Another cylindrical container 58 is shown in FIG. 3. The cylindrical container 58 has smooth outer cylindrical surface 60, an integral top wall 62 and a membrane cover 64. The container 58 is held in the aperture 30 by friction or by an adhesive. The membrane cover 64 is sealed to the open edge 66 of the cylindrical wall 68 after adhesive is placed in the body of the container 58 by heat or an adhesive. The cylindrical wall has a series of wedge shaped recesses 70 adjacent to the open edge 66. The recesses 70 decrease the area of the open edge 66 to create a weak seal between the membrane cover 64 and the edge 66. When the top wall 62 is struck by a hammer, the increased pressure on the adhesive that fills the container 58 ruptures the seal between the cover 64 and the open edge at the recesses 70. By choosing the location of the recesses 70, the locations where adhesive is discharged can be controlled.
The adhesive container 72 shown in FIG. 5 is similar to the container 58 described above. The container 72 has a cylindrical body 74 with a flat integral bottom wall 76. A series of recesses 78 are provided where the bottom wall meets the side walls 80 of the body 74. The recesses 78 do not pass completely through the body 74. A thin membrane 82 closes each recess 78. A tough membrane cover 84 covers the top of the cylindrical body 74 and is bonded in place. When the membrane cove 84 is struck by a hammer, the thin membranes 82 that close the recesses 78 rupture to dispense adhesive. The membrane cover 84 does not rupture.
High strength adhesives are available today that have two separate parts. The first part is the adhesive. A smaller second part activates the adhesive and causes it to set when the two parts are mixed together. An adhesive container 86 for a two part adhesive is shown in FIG. 86. The container 86 has a smaller container 88 inside the outer cylindrical container 90. The smaller container 88 and the outer cylindrical container 90 are integral with a flat top wall 92. A cover 94 is bonded to the open edge 96 of the container 90 and to the open edge 98 of the container 88 to separate the first and second parts of the adhesive. Wedge shaped recesses 100 are provided in the container walls 88 and 90. The wedge shaped recesses 100 create weak points that rupture when the top walls 92 is struck by a hammer or other blunt tool. The two parts are mixed together and dispensed as explained above.

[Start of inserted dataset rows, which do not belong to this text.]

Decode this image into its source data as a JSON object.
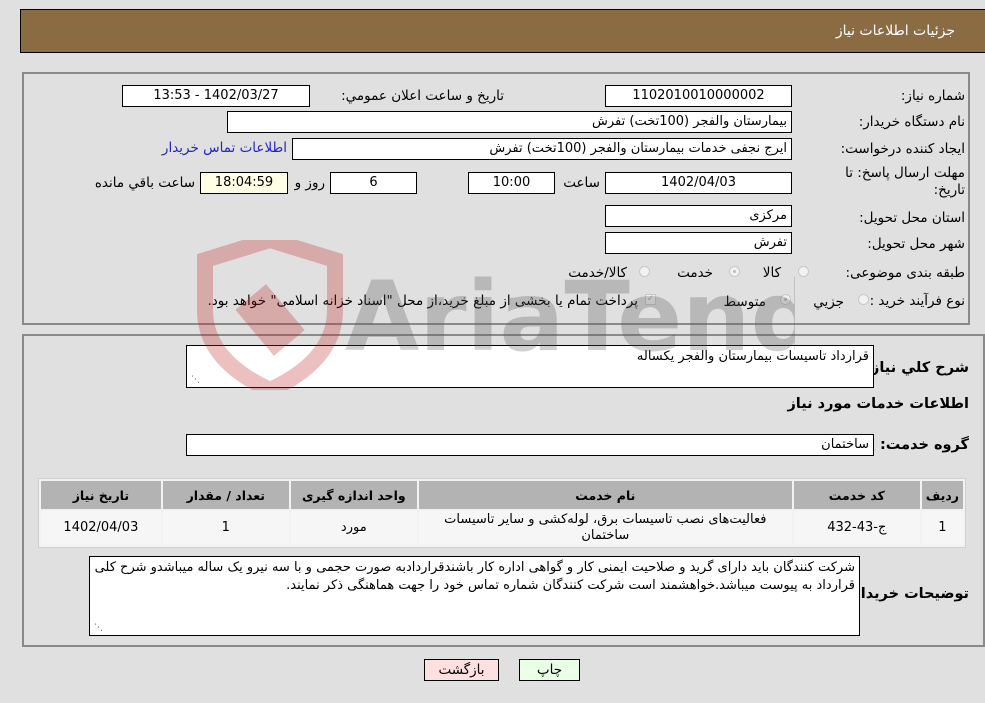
{
  "header": {
    "title": "جزئیات اطلاعات نیاز"
  },
  "info": {
    "need_number_label": "شماره نیاز:",
    "need_number": "1102010010000002",
    "announce_label": "تاریخ و ساعت اعلان عمومي:",
    "announce_value": "1402/03/27 - 13:53",
    "buyer_org_label": "نام دستگاه خریدار:",
    "buyer_org": "بیمارستان والفجر (100تخت) تفرش",
    "creator_label": "ایجاد کننده درخواست:",
    "creator": "ایرج نجفی خدمات بیمارستان والفجر (100تخت) تفرش",
    "contact_link": "اطلاعات تماس خریدار",
    "deadline_label_line1": "مهلت ارسال پاسخ: تا",
    "deadline_label_line2": "تاریخ:",
    "deadline_date": "1402/04/03",
    "time_label": "ساعت",
    "deadline_time": "10:00",
    "days": "6",
    "days_label": "روز و",
    "remaining_time": "18:04:59",
    "remaining_label": "ساعت باقي مانده",
    "province_label": "استان محل تحویل:",
    "province": "مرکزی",
    "city_label": "شهر محل تحویل:",
    "city": "تفرش",
    "category_label": "طبقه بندی موضوعی:",
    "category_options": [
      {
        "label": "کالا",
        "selected": false
      },
      {
        "label": "خدمت",
        "selected": true
      },
      {
        "label": "کالا/خدمت",
        "selected": false
      }
    ],
    "process_label": "نوع فرآیند خرید :",
    "process_options": [
      {
        "label": "جزيي",
        "selected": false
      },
      {
        "label": "متوسط",
        "selected": true
      }
    ],
    "treasury_note": "پرداخت تمام یا بخشی از مبلغ خرید،از محل \"اسناد خزانه اسلامی\" خواهد بود.",
    "treasury_checked": true
  },
  "details": {
    "summary_label": "شرح کلي نياز:",
    "summary": "قرارداد تاسیسات بیمارستان والفجر یکساله",
    "services_heading": "اطلاعات خدمات مورد نیاز",
    "service_group_label": "گروه خدمت:",
    "service_group": "ساختمان",
    "table": {
      "headers": [
        "ردیف",
        "کد خدمت",
        "نام خدمت",
        "واحد اندازه گیری",
        "تعداد / مقدار",
        "تاریخ نیاز"
      ],
      "rows": [
        [
          "1",
          "ج-43-432",
          "فعالیت‌های نصب تاسیسات برق، لوله‌کشی و سایر تاسیسات ساختمان",
          "مورد",
          "1",
          "1402/04/03"
        ]
      ]
    },
    "buyer_notes_label": "توضیحات خریدار:",
    "buyer_notes": "شرکت کنندگان باید دارای گرید و صلاحیت ایمنی کار و گواهی اداره کار باشندقراردادبه صورت حجمی و با سه نیرو  یک ساله میباشدو شرح کلی قرارداد به پیوست میباشد.خواهشمند است شرکت کنندگان شماره تماس خود را جهت هماهنگی ذکر نمایند."
  },
  "buttons": {
    "print": "چاپ",
    "back": "بازگشت"
  },
  "watermark": {
    "text": "AriaTender.neT"
  }
}
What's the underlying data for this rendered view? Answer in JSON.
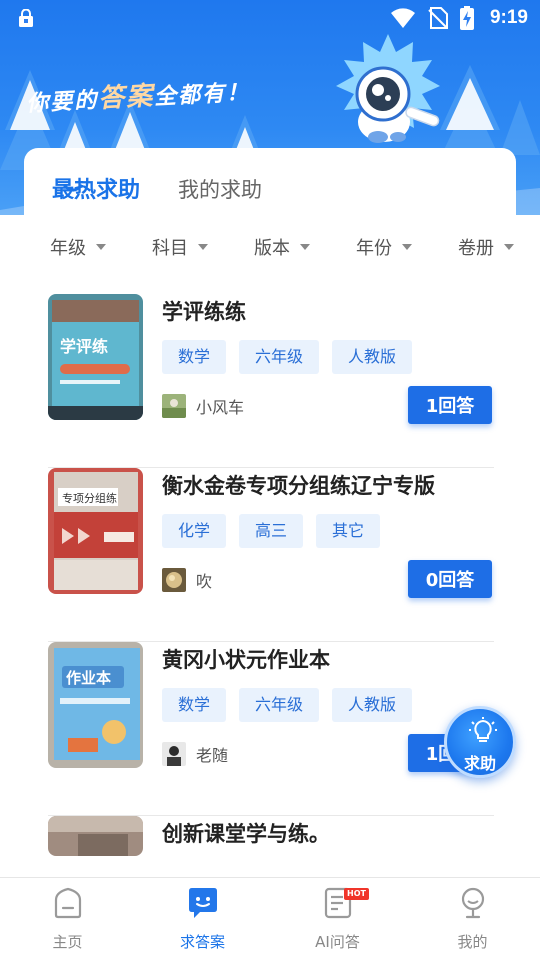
{
  "status_bar": {
    "time": "9:19"
  },
  "banner": {
    "slogan_pre": "你要的",
    "slogan_hl": "答案",
    "slogan_post": "全都有！"
  },
  "tabs": [
    {
      "label": "最热求助",
      "active": true
    },
    {
      "label": "我的求助",
      "active": false
    }
  ],
  "filters": [
    "年级",
    "科目",
    "版本",
    "年份",
    "卷册"
  ],
  "items": [
    {
      "title": "学评练练",
      "tags": [
        "数学",
        "六年级",
        "人教版"
      ],
      "user": "小风车",
      "answer": "1回答"
    },
    {
      "title": "衡水金卷专项分组练辽宁专版",
      "tags": [
        "化学",
        "高三",
        "其它"
      ],
      "user": "吹",
      "answer": "0回答"
    },
    {
      "title": "黄冈小状元作业本",
      "tags": [
        "数学",
        "六年级",
        "人教版"
      ],
      "user": "老随",
      "answer": "1回答"
    },
    {
      "title": "创新课堂学与练。",
      "tags": [],
      "user": "",
      "answer": ""
    }
  ],
  "fab": {
    "label": "求助"
  },
  "bottom_nav": [
    {
      "label": "主页",
      "icon": "home-icon"
    },
    {
      "label": "求答案",
      "icon": "answer-chat-icon",
      "active": true
    },
    {
      "label": "AI问答",
      "icon": "ai-doc-icon",
      "badge": "HOT"
    },
    {
      "label": "我的",
      "icon": "profile-icon"
    }
  ],
  "colors": {
    "primary": "#1e6ee6",
    "header_blue": "#2e89f3",
    "tag_bg": "#e9f2fd",
    "hot_red": "#f0352a"
  }
}
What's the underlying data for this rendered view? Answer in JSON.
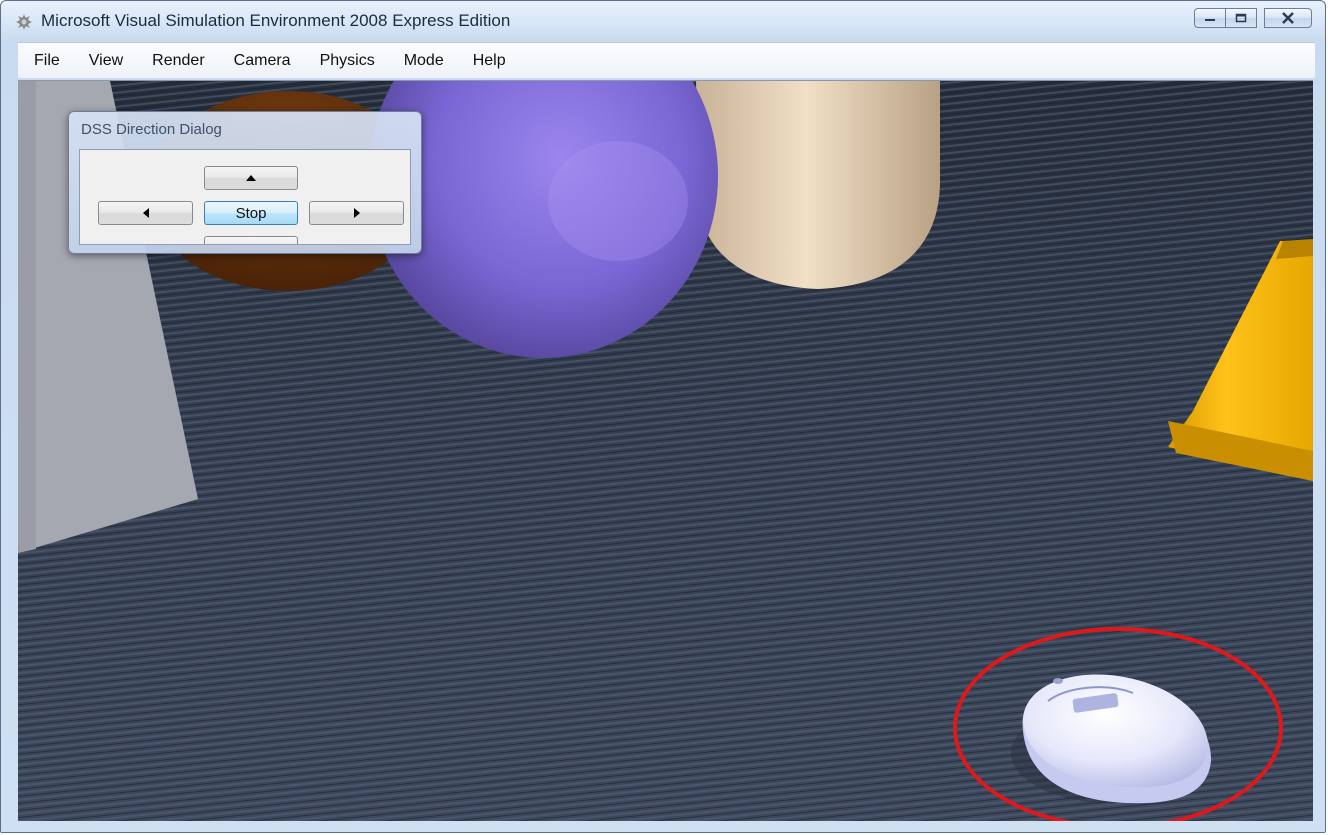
{
  "window": {
    "title": "Microsoft Visual Simulation Environment 2008 Express Edition"
  },
  "menu": {
    "items": [
      "File",
      "View",
      "Render",
      "Camera",
      "Physics",
      "Mode",
      "Help"
    ]
  },
  "dialog": {
    "title": "DSS Direction Dialog",
    "stop_label": "Stop",
    "icons": {
      "up": "arrow-up-icon",
      "left": "arrow-left-icon",
      "right": "arrow-right-icon"
    }
  },
  "scene": {
    "colors": {
      "floor": "#323b4b",
      "sphere": "#8a6fe0",
      "cone": "#f4b400",
      "highlight": "#e0181b",
      "robot": "#e8ebff"
    }
  }
}
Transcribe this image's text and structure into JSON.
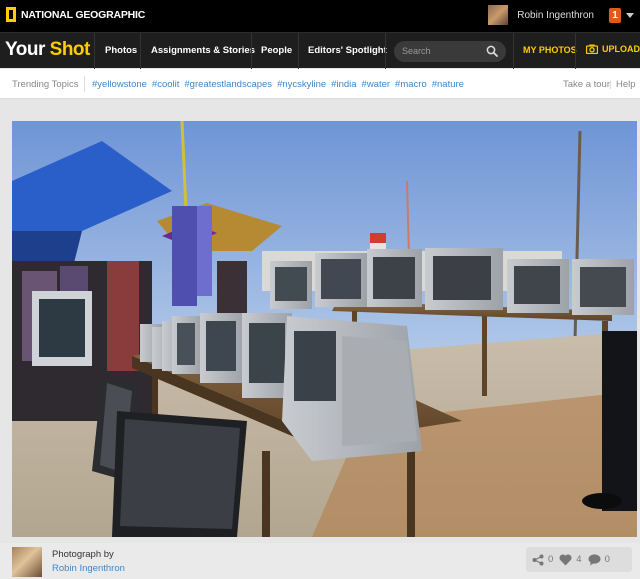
{
  "header": {
    "logo_text": "NATIONAL GEOGRAPHIC",
    "user_name": "Robin Ingenthron",
    "notification_count": "1"
  },
  "nav": {
    "brand_word1": "Your",
    "brand_word2": "Shot",
    "items": [
      {
        "label": "Photos"
      },
      {
        "label": "Assignments & Stories"
      },
      {
        "label": "People"
      },
      {
        "label": "Editors' Spotlight"
      }
    ],
    "search_placeholder": "Search",
    "my_photos": "MY PHOTOS",
    "upload": "UPLOAD"
  },
  "trending": {
    "label": "Trending Topics",
    "tags": [
      "#yellowstone",
      "#coolit",
      "#greatestlandscapes",
      "#nycskyline",
      "#india",
      "#water",
      "#macro",
      "#nature"
    ],
    "take_tour": "Take a tour",
    "separator": "|",
    "help": "Help"
  },
  "photo_footer": {
    "photo_by_label": "Photograph by",
    "photographer": "Robin Ingenthron",
    "shares": "0",
    "likes": "4",
    "comments": "0"
  },
  "colors": {
    "accent": "#ffcc00",
    "link": "#3f86c7",
    "notification": "#e05a1c",
    "topbar": "#000000",
    "navbar": "#1e1e1e"
  }
}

Several embodiments of the present invention have been described above. Changes and modifications may be made in the illustrated embodiments without departing from the spirit of the invention.